In February 2017, Sharp sold River Valley to Rick Torbeck who recently formed Integrity Fiber Supply, which is part of Indianapolis-based holding company Schwarz Partners. After the acquisition of River Valley, Torbeck performed financial analysis on older equipment, focusing on production, transportation, bale integrity, safety and overall plant efficiency. He determined that new equipment was required.
Jeff Rooney, services and facility manager at River Valley Paper Co., says tissue pack is a particularly important grade for the Yulee facility. The Yulee facility had been operating two balers in 2017, but he says the company recognized that its two-ram baler wasn’t efficiently baling the tissue pack grade.
“We were only achieving low 30,000-pound containers for export, but we had the permission to load 50,000-pound containers,” Rooney says. “The baler we were using, which was a two-ram baler to bale our tissue, was producing 1,000- to 1,100-pound bales.”
Jay Thornton, production manager at River Valley Paper Co., adds that the Akron facility also ran into similar issues with one of its balers around that same time. It was operating a two-ram baler for old corrugated containers (OCC) and sorted office paper (SOP), but the bales weren’t reaching desired weights. He says the baler was older and required a lot of maintenance.
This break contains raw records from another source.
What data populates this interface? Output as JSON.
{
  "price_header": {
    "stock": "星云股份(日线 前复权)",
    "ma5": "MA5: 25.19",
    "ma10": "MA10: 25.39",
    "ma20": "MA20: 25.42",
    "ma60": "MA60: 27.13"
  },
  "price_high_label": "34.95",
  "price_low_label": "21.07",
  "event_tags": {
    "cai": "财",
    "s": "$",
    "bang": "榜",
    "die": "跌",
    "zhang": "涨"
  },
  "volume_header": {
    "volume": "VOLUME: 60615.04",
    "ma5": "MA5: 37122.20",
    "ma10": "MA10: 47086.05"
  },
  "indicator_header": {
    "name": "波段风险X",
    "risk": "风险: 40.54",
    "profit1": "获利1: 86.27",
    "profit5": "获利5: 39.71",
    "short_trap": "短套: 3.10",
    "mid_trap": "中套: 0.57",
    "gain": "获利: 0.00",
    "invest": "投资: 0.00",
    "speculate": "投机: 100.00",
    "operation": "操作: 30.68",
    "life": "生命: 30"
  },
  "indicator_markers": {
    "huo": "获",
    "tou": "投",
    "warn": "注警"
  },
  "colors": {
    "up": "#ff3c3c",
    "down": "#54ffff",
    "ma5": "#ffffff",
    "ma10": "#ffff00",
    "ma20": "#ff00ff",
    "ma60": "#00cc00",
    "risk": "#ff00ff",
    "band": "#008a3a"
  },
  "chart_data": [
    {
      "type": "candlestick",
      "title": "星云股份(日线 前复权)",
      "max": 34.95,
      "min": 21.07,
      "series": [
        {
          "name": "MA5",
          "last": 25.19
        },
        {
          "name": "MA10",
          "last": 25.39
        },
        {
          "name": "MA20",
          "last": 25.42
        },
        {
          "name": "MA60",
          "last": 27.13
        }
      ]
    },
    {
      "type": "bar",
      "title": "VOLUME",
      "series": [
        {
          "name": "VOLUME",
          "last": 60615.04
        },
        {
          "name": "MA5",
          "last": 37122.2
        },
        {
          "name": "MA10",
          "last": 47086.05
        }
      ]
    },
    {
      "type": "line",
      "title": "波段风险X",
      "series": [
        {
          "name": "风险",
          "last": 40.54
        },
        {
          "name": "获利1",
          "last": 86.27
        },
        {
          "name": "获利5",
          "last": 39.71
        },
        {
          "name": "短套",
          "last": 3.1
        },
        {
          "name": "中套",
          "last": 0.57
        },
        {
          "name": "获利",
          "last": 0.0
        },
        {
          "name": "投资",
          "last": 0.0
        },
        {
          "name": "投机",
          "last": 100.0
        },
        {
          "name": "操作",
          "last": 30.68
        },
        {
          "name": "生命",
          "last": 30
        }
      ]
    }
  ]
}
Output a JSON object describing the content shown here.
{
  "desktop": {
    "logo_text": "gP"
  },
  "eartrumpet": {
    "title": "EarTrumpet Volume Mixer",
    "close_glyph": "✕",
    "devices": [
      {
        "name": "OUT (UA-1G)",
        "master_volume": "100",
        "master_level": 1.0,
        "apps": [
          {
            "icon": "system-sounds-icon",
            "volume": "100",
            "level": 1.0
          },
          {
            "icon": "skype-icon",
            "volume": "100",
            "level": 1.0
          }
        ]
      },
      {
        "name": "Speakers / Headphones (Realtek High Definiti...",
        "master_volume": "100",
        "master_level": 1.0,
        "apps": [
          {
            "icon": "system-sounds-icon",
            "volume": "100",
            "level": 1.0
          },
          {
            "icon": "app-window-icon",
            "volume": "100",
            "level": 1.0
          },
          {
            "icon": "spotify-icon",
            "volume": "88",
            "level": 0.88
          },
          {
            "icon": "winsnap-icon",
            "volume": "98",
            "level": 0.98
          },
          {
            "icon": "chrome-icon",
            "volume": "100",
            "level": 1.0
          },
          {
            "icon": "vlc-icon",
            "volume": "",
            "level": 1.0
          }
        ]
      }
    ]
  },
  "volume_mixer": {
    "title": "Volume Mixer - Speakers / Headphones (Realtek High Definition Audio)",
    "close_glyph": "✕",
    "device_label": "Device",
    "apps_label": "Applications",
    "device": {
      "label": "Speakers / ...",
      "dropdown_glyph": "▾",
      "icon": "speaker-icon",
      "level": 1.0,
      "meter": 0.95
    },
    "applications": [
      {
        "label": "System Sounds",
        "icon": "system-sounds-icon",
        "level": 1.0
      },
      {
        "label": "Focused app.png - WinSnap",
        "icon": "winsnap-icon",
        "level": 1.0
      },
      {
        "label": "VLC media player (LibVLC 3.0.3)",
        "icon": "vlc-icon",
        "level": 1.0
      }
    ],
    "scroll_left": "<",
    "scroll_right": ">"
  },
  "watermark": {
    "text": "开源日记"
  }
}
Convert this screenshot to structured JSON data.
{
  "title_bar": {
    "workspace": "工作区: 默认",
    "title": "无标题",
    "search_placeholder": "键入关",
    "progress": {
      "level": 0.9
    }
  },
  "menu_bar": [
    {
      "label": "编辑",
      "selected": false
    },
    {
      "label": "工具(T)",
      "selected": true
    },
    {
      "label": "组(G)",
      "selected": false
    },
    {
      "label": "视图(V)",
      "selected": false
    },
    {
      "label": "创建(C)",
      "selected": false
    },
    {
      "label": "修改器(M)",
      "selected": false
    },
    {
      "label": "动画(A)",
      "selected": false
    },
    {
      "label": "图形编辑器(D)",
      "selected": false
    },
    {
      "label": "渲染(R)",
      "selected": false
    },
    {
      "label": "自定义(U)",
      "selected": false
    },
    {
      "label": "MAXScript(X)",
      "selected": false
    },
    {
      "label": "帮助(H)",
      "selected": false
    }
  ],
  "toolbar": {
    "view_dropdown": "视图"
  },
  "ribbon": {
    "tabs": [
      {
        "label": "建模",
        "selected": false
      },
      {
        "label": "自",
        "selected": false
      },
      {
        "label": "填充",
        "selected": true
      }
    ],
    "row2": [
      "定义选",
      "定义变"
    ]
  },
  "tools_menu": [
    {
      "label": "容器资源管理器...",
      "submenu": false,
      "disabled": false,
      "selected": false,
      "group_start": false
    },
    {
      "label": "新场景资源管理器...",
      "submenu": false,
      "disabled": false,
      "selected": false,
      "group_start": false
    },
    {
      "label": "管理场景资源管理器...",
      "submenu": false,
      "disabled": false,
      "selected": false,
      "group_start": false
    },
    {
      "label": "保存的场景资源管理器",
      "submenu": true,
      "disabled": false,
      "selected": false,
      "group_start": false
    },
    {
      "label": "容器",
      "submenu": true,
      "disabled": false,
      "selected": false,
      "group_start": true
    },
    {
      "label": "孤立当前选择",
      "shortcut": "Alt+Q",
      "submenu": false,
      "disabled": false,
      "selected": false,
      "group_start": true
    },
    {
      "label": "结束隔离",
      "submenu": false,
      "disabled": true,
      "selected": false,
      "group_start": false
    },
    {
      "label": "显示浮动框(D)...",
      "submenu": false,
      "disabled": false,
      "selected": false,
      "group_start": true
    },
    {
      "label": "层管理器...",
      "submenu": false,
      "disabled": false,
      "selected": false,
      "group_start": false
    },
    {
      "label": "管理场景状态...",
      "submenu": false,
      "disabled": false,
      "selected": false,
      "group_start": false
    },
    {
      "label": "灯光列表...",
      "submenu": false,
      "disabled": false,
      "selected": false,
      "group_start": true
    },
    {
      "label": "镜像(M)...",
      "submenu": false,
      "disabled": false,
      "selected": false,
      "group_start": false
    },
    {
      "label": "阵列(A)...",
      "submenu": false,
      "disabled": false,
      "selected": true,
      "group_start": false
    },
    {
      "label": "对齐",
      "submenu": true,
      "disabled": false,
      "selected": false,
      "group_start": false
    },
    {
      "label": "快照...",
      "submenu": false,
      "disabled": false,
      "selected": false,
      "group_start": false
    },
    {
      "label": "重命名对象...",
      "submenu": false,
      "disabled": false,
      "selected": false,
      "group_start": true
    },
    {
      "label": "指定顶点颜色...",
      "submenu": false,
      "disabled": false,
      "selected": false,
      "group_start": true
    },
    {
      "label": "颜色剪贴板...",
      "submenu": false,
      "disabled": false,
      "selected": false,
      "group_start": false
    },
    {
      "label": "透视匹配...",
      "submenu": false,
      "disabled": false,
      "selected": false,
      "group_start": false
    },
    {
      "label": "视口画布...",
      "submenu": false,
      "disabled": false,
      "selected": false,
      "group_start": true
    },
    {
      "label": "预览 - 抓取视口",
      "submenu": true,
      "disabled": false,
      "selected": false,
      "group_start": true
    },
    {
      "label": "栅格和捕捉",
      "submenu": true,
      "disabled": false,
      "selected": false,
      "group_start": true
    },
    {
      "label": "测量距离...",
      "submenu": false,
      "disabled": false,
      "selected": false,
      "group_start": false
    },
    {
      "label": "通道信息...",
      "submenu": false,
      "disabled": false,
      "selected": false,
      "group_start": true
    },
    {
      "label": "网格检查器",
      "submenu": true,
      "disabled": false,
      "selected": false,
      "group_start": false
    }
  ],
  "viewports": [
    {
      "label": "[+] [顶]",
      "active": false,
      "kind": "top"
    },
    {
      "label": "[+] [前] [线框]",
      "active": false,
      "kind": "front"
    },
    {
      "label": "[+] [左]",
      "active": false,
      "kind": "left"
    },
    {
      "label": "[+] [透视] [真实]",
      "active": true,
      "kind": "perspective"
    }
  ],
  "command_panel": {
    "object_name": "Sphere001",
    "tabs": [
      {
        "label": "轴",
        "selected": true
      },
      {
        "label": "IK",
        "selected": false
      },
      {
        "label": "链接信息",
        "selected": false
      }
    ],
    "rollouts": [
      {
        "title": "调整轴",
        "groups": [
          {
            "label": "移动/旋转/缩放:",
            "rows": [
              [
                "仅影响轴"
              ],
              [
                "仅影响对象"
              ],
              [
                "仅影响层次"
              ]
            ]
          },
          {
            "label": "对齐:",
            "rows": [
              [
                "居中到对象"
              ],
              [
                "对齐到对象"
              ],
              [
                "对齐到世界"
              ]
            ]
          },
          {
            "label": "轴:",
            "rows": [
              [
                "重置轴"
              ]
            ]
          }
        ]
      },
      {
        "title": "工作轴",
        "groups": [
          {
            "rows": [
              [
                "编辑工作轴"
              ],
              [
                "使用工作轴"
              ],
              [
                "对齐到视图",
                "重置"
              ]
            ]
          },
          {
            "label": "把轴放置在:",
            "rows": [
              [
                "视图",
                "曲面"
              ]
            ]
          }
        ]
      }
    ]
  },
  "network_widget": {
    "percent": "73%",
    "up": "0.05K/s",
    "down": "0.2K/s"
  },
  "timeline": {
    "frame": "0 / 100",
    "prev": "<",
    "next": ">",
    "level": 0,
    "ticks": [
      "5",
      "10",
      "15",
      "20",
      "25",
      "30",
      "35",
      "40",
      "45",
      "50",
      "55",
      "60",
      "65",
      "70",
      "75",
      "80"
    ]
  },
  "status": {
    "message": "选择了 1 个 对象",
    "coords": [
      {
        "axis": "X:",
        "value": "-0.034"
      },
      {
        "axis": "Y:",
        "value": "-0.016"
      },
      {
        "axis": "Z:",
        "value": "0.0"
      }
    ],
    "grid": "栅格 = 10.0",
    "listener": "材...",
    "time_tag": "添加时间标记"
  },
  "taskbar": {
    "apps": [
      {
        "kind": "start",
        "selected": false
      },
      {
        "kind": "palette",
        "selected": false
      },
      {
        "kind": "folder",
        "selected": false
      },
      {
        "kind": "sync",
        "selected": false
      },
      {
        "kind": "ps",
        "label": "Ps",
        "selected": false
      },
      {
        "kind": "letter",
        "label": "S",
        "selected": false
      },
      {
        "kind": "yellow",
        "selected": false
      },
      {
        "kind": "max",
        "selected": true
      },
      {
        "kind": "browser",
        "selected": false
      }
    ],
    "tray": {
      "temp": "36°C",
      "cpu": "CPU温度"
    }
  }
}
“It just wasn’t efficient,” Thornton says. “We weren’t getting the weights for export or domestic. We only got 1,200- to 1,500-pound bales.”
Torbeck researched a few baler manufacturers. Imabe invited him to tour its fabrication facility and headquarters in Spain, and Torbeck was impressed by the solid structure, powerful hydraulic system, and performance of the Imabe balers. So, the company added Imabe balers at both its Akron and Yulee facilities.
Both facilities installed Imabe H-240/3000 single-ram balers along with Imabe Tr1500 hoggers as well as three conveyors. The Yulee facility’s new baler incorporated a dual-feed conveyor as well. Additionally, the company installed Imabe shredders at both its Akron and Yulee sites to allow the company to make more product and process materials it could not bale prior to the shredder installation. Adding a shredder also gave the company the ability to offer destruction services to customers who would be concerned about information getting out into the marketplace.
Thornton says the installation in Akron was fairly smooth. Imabe installers were able to place the single-ram baler into the facility using cranes because of the way the facility is configured.
In Yulee, Rooney says the installation took a little over a month. He says that facility has some issues with groundwater since it’s six feet above the water table, so the pits for the baler had to be waterproofed. However, he adds that Imabe did “a really great job” and had personnel who stayed for the entire duration of the installation.
Only a few months after installation, Rooney says the company recognized major improvements in baling efficiency. In Yulee, the bales are nearly double the size of what had been produced before. It’s also faster than the two balers it had been previously using. The Imabe single-ram baler is capable of producing about 42 tons per hour. Rooney adds that the facility is currently operating the machine at about 30 tons per hour.
“The baler doubles production,” he says. “It really enables us to keep our heads above the water with incoming material, and we’re able to process it faster. We’re also able to produce 2,500- to 2,700-pound bales. We’re regularly loading 50,000-plus pounds on our export containers, which has been huge for us.”
Thornton says the baler in Akron has produced similar results. “It’s just a really efficient machine compared to small double-ram balers we had before. It’s a good baler that produces a good product.”